“It was about finding the good legs again. Denmark didn’t go 100% as planned, I was not disappointed with 6th in the time trial and then 3rd the next day, so it was not that bad, but of course we came for more.
“And when half the team was sick and so on, it was a bit of a gamble the last few days, and today it paid off for the whole team. We came here with the whole team only looking for stages and now we have one. It’s a big relief for everyone.”
How it happened
Pedersen weathered almost 10 days and back-to-back grueling mountain stages to get to his race, a hilly Stage 13 that could go the way of a breakaway or to the sprinters depending on what unfolded during the 192 kilometers.
When Mads Pedersen and Quinn Simmons joined the breakaway with five other strong riders there was little doubt that it was going to be touch and go.
If it was more than four guys then I should be in the break because we didn’t know how the other teams would ride the last climb with 45 kilometers to go. And for a long time I thought it was a mistake to be in the break when we only had two minutes.
- Mads Pedersen
The gap hovered between 90 seconds and two minutes for most of the stage, increasing to a maximum 3 minutes and 30 seconds after the Côte de Saint-Romain-en-Gal with 45 kilometers to go.
Simmons put in a massive effort to keep the breakaway ahead before he lost contact on the climb, leaving Pedersen to work with his breakaway companions, all five motivated, and all capable in bringing the group to the finish.
While Lotto Soudal and a few other teams kept the break on a short lead for a big part of the race, it was Team BikeExchange that came to the front with determination in the last 43 kilometers.

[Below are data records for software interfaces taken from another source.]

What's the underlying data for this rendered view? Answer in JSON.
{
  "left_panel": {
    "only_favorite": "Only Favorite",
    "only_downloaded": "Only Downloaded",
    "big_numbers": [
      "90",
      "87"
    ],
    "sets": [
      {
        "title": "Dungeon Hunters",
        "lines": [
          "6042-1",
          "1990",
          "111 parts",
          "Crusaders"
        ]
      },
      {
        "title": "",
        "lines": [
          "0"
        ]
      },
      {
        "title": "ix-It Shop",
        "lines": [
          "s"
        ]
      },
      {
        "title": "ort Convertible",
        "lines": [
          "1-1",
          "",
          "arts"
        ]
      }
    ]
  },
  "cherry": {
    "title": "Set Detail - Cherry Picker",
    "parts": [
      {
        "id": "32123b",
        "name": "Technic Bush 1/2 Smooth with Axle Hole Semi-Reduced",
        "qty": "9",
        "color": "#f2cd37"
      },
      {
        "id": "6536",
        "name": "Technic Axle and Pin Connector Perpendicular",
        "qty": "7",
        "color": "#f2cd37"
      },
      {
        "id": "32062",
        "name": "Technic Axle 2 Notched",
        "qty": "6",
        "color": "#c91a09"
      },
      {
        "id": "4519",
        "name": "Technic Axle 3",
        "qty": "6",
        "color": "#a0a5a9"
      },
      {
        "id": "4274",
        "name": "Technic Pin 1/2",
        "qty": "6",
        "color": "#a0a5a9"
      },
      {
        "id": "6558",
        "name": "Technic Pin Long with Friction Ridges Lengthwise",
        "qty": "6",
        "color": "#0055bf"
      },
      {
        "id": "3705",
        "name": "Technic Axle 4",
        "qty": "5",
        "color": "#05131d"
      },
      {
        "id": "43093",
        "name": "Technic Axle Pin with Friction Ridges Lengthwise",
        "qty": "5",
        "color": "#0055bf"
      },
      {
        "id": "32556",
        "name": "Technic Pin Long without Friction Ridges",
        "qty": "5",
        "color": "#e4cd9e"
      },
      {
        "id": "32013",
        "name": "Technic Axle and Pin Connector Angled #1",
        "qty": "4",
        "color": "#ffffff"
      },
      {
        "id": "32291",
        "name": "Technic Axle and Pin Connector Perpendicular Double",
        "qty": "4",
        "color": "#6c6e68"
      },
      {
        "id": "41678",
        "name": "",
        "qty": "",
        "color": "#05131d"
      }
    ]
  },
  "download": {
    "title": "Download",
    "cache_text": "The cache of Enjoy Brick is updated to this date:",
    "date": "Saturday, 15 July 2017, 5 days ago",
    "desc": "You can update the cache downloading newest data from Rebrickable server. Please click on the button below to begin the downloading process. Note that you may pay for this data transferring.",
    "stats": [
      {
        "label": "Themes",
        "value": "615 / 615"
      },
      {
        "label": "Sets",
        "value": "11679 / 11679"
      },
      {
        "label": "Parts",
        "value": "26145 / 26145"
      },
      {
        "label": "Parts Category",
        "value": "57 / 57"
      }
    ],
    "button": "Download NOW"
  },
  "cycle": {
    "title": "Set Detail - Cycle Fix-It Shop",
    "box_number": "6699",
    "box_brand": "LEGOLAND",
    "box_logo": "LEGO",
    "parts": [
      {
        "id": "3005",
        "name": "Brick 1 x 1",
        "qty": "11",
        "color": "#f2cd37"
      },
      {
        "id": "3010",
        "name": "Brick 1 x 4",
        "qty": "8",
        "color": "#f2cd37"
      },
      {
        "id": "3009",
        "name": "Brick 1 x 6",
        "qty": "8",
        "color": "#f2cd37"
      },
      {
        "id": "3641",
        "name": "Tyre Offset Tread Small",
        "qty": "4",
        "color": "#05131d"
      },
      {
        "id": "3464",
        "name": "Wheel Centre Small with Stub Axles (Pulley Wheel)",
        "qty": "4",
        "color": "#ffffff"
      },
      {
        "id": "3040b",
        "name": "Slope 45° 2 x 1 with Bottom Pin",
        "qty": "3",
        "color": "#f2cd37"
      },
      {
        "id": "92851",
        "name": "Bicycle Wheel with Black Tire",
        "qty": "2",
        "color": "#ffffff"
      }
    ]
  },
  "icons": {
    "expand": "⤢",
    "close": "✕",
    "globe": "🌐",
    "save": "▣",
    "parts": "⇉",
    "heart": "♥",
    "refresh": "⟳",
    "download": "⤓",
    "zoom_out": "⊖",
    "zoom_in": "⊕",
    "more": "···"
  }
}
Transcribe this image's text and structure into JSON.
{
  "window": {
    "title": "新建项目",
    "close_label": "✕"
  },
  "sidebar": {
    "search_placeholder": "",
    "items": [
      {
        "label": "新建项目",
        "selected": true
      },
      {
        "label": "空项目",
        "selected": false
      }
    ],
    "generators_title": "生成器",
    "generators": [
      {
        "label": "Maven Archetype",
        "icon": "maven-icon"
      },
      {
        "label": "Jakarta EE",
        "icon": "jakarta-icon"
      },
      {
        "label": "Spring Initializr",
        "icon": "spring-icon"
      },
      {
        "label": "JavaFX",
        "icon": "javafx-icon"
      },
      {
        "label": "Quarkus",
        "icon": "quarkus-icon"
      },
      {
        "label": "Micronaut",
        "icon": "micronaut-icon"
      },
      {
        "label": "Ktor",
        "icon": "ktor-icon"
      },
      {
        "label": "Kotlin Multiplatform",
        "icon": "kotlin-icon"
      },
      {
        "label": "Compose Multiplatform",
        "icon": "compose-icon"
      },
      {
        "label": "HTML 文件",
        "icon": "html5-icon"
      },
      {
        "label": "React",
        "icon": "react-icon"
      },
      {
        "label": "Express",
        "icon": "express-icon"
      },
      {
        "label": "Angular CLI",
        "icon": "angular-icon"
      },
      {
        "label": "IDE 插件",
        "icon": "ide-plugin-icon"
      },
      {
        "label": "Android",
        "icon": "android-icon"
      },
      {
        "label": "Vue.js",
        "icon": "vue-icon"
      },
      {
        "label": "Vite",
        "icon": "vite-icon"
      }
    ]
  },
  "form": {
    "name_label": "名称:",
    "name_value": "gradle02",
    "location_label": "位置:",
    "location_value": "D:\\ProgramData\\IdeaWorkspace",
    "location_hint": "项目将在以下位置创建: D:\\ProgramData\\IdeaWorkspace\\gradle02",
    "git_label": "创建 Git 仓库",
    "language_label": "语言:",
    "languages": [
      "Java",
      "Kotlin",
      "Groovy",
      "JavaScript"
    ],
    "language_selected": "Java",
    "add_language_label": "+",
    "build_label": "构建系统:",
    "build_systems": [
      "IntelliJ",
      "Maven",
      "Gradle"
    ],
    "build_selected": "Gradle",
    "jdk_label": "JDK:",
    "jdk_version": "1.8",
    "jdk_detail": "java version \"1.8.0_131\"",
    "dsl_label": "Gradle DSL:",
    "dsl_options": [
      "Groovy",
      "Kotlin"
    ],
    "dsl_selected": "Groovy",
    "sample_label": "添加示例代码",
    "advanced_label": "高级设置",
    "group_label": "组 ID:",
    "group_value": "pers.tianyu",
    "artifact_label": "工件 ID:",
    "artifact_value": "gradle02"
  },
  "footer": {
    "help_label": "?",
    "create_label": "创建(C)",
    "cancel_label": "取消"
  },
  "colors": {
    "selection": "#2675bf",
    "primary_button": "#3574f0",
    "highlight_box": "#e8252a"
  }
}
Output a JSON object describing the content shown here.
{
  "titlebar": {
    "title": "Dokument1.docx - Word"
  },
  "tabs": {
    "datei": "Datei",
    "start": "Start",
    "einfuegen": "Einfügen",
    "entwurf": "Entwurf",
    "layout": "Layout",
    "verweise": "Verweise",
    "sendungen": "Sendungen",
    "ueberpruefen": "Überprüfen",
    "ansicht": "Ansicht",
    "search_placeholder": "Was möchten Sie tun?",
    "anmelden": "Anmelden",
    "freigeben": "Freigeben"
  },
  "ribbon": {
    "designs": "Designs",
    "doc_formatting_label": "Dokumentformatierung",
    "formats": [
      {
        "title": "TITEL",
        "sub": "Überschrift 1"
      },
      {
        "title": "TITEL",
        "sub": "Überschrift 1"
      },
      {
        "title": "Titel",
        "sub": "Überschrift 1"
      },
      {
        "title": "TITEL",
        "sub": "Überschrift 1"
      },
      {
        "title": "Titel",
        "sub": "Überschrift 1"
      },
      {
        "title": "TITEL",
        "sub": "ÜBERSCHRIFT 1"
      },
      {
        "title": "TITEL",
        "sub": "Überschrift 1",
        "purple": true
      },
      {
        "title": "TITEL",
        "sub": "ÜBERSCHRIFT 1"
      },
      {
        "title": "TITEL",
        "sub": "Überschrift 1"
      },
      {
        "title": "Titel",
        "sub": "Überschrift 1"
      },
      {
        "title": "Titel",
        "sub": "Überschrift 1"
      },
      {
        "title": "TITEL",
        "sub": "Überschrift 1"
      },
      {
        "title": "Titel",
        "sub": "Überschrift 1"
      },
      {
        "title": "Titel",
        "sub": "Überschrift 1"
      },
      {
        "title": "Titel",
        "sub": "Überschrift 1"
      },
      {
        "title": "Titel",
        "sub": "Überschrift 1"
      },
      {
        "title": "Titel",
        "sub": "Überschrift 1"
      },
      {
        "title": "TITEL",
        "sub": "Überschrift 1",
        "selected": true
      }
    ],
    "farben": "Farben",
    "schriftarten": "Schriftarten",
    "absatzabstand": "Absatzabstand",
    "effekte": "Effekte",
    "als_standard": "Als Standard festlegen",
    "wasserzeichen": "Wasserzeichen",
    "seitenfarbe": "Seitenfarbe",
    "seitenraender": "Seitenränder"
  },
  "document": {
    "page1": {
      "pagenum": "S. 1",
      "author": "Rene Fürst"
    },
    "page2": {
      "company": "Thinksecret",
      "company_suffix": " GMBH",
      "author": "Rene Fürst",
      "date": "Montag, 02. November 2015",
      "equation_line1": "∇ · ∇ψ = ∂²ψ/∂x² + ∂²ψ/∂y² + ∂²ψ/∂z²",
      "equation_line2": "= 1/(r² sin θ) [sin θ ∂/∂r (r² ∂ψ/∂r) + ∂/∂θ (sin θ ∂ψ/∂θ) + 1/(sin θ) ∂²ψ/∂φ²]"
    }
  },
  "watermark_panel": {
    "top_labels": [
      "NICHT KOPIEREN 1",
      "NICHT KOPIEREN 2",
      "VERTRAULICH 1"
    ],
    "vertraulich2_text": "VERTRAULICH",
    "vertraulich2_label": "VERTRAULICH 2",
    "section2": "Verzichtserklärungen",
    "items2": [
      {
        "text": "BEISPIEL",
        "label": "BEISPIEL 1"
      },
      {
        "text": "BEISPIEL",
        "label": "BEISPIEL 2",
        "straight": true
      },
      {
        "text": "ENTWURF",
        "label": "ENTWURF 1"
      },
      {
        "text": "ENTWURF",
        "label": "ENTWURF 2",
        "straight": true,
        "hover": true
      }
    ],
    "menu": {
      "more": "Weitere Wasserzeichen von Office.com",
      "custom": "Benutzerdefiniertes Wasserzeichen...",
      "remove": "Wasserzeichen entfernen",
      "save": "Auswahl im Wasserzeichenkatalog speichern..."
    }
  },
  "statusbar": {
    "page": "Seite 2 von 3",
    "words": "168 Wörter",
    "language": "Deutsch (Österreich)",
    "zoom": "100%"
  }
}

But they were dealing with five strong men out front, each one seeking his first Tour win.
At 15 kilometers from the end, the gap stood at 2 minutes and 18 seconds. Advantage: breakaway.
A few kilometers later, BikeExchange waved the white towel. The breakaway had the green light and the gap ballooned. And, on paper, if it came to a sprint, Mads was the man.
But Pedersen didn’t wait.
With 10k to go I didn’t want to be at the finish with six riders as it would be too many guys to control. So I tried to attack and luckily it split up the break and we were only three guys and that made it a lot easier to control for me. From 10 to 5k, I just wanted to make the gap as big as possible so that we had time to slow down and gamble a bit in the last few hundred meters.
- Mads Pedersen
Mads’ attack split the group. Hugo Houle (Israel Premier Tech) and Fred Wright (Bahrain Victorious) went with the Trek-Segafredo rider, while the seemingly bigger threats, Filippo Ganna (Ineos) and Stefan Kung (Groupama FDJ) could not react.
The race was now down to three. The odds had increased immensely for Pedersen.
“It was a big relief to get rid of Ganna and Kung on the last climb – they were the last two guys I wanted to bring in in the last kilometers because when they go it can be really hard to catch them,” said Pedersen.
Houle and Wright tried a few digs in the final kilometers, but Pedersen responded easily. And in the three-up sprint there was no contest – Mads jumped and opened up a few bike lengths. He even had time to look back before he threw his arms in the air.
A colossal win. His first Tour de France victory.
“It didn’t happen in Denmark and after that it was only looking forward and especially today it was the big option. Jasper (Stuyven) would have gotten a tattoo of a donkey it I had won the yellow jersey in Copenhagen. But it didn’t happen, he was lucky this time. Maybe we should have made a new bet,” smiled Pedersen.